[Component data from apps and pages]

==*==

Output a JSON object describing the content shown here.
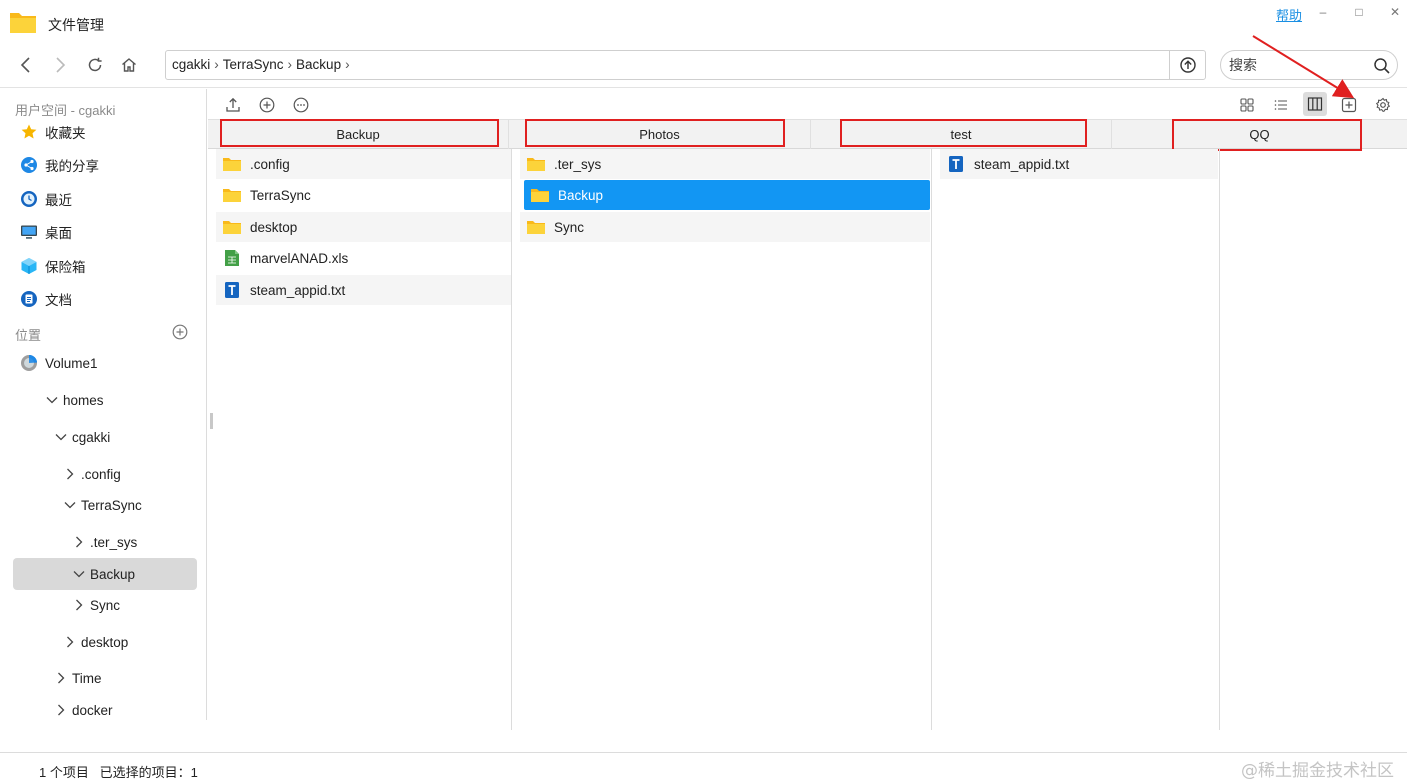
{
  "titlebar": {
    "title": "文件管理",
    "help": "帮助",
    "minimize": "–",
    "maximize": "□",
    "close": "✕"
  },
  "navbar": {
    "breadcrumb": [
      "cgakki",
      "TerraSync",
      "Backup"
    ],
    "search_placeholder": "搜索"
  },
  "sidebar": {
    "user_space_label": "用户空间 - cgakki",
    "items": [
      {
        "label": "收藏夹",
        "icon": "star-icon"
      },
      {
        "label": "我的分享",
        "icon": "share-icon"
      },
      {
        "label": "最近",
        "icon": "clock-icon"
      },
      {
        "label": "桌面",
        "icon": "desktop-icon"
      },
      {
        "label": "保险箱",
        "icon": "safe-icon"
      },
      {
        "label": "文档",
        "icon": "document-icon"
      }
    ],
    "location_label": "位置",
    "volume": "Volume1",
    "tree": [
      {
        "label": "homes",
        "expanded": true
      },
      {
        "label": "cgakki",
        "expanded": true
      },
      {
        "label": ".config",
        "expanded": false
      },
      {
        "label": "TerraSync",
        "expanded": true
      },
      {
        "label": ".ter_sys",
        "expanded": false
      },
      {
        "label": "Backup",
        "expanded": true,
        "selected": true
      },
      {
        "label": "Sync",
        "expanded": false
      },
      {
        "label": "desktop",
        "expanded": false
      },
      {
        "label": "Time",
        "expanded": false
      },
      {
        "label": "docker",
        "expanded": false
      }
    ]
  },
  "columns": {
    "headers": [
      "Backup",
      "Photos",
      "test",
      "QQ"
    ],
    "col1": [
      {
        "name": ".config",
        "type": "folder"
      },
      {
        "name": "TerraSync",
        "type": "folder"
      },
      {
        "name": "desktop",
        "type": "folder"
      },
      {
        "name": "marvelANAD.xls",
        "type": "xls"
      },
      {
        "name": "steam_appid.txt",
        "type": "txt"
      }
    ],
    "col2": [
      {
        "name": ".ter_sys",
        "type": "folder"
      },
      {
        "name": "Backup",
        "type": "folder",
        "selected": true
      },
      {
        "name": "Sync",
        "type": "folder"
      }
    ],
    "col3": [
      {
        "name": "steam_appid.txt",
        "type": "txt"
      }
    ]
  },
  "status": {
    "text": "1 个项目   已选择的项目：1"
  },
  "watermark": "@稀土掘金技术社区",
  "colors": {
    "accent": "#1296f3",
    "annotation": "#e02020",
    "folder": "#fbc02d"
  }
}
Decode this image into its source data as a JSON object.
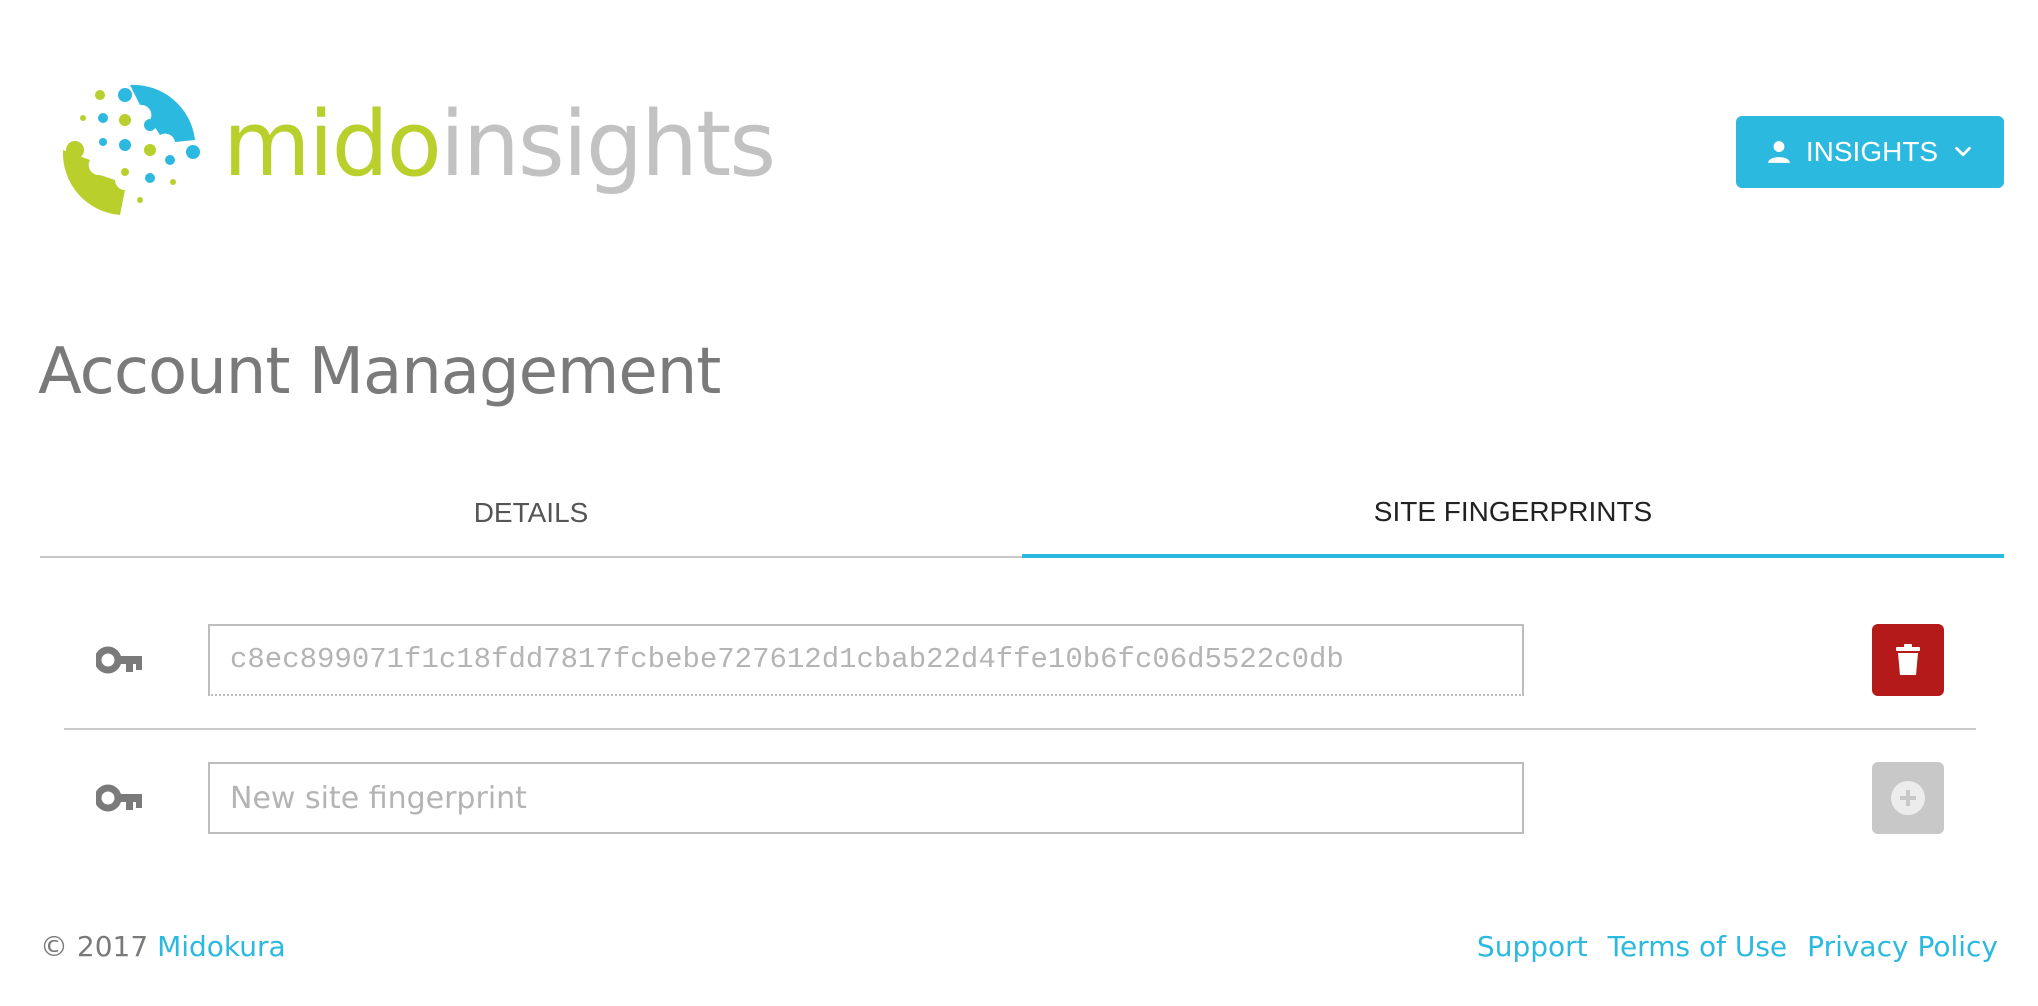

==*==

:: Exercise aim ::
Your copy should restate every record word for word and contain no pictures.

:: Exercise result ::
Output a JSON object describing the content shown here.
{
  "titlebar": {
    "title": "文件管理",
    "help": "帮助",
    "minimize": "–",
    "maximize": "□",
    "close": "✕"
  },
  "navbar": {
    "breadcrumb": [
      "cgakki",
      "TerraSync",
      "Backup"
    ],
    "search_placeholder": "搜索"
  },
  "sidebar": {
    "user_space_label": "用户空间 - cgakki",
    "items": [
      {
        "label": "收藏夹",
        "icon": "star-icon"
      },
      {
        "label": "我的分享",
        "icon": "share-icon"
      },
      {
        "label": "最近",
        "icon": "clock-icon"
      },
      {
        "label": "桌面",
        "icon": "desktop-icon"
      },
      {
        "label": "保险箱",
        "icon": "safe-icon"
      },
      {
        "label": "文档",
        "icon": "document-icon"
      }
    ],
    "location_label": "位置",
    "volume": "Volume1",
    "tree": [
      {
        "label": "homes",
        "expanded": true
      },
      {
        "label": "cgakki",
        "expanded": true
      },
      {
        "label": ".config",
        "expanded": false
      },
      {
        "label": "TerraSync",
        "expanded": true
      },
      {
        "label": ".ter_sys",
        "expanded": false
      },
      {
        "label": "Backup",
        "expanded": true,
        "selected": true
      },
      {
        "label": "Sync",
        "expanded": false
      },
      {
        "label": "desktop",
        "expanded": false
      },
      {
        "label": "Time",
        "expanded": false
      },
      {
        "label": "docker",
        "expanded": false
      }
    ]
  },
  "columns": {
    "headers": [
      "Backup",
      "Photos",
      "test",
      "QQ"
    ],
    "col1": [
      {
        "name": ".config",
        "type": "folder"
      },
      {
        "name": "TerraSync",
        "type": "folder"
      },
      {
        "name": "desktop",
        "type": "folder"
      },
      {
        "name": "marvelANAD.xls",
        "type": "xls"
      },
      {
        "name": "steam_appid.txt",
        "type": "txt"
      }
    ],
    "col2": [
      {
        "name": ".ter_sys",
        "type": "folder"
      },
      {
        "name": "Backup",
        "type": "folder",
        "selected": true
      },
      {
        "name": "Sync",
        "type": "folder"
      }
    ],
    "col3": [
      {
        "name": "steam_appid.txt",
        "type": "txt"
      }
    ]
  },
  "status": {
    "text": "1 个项目   已选择的项目：1"
  },
  "watermark": "@稀土掘金技术社区",
  "colors": {
    "accent": "#1296f3",
    "annotation": "#e02020",
    "folder": "#fbc02d"
  }
}
Decode this image into its source data as a JSON object.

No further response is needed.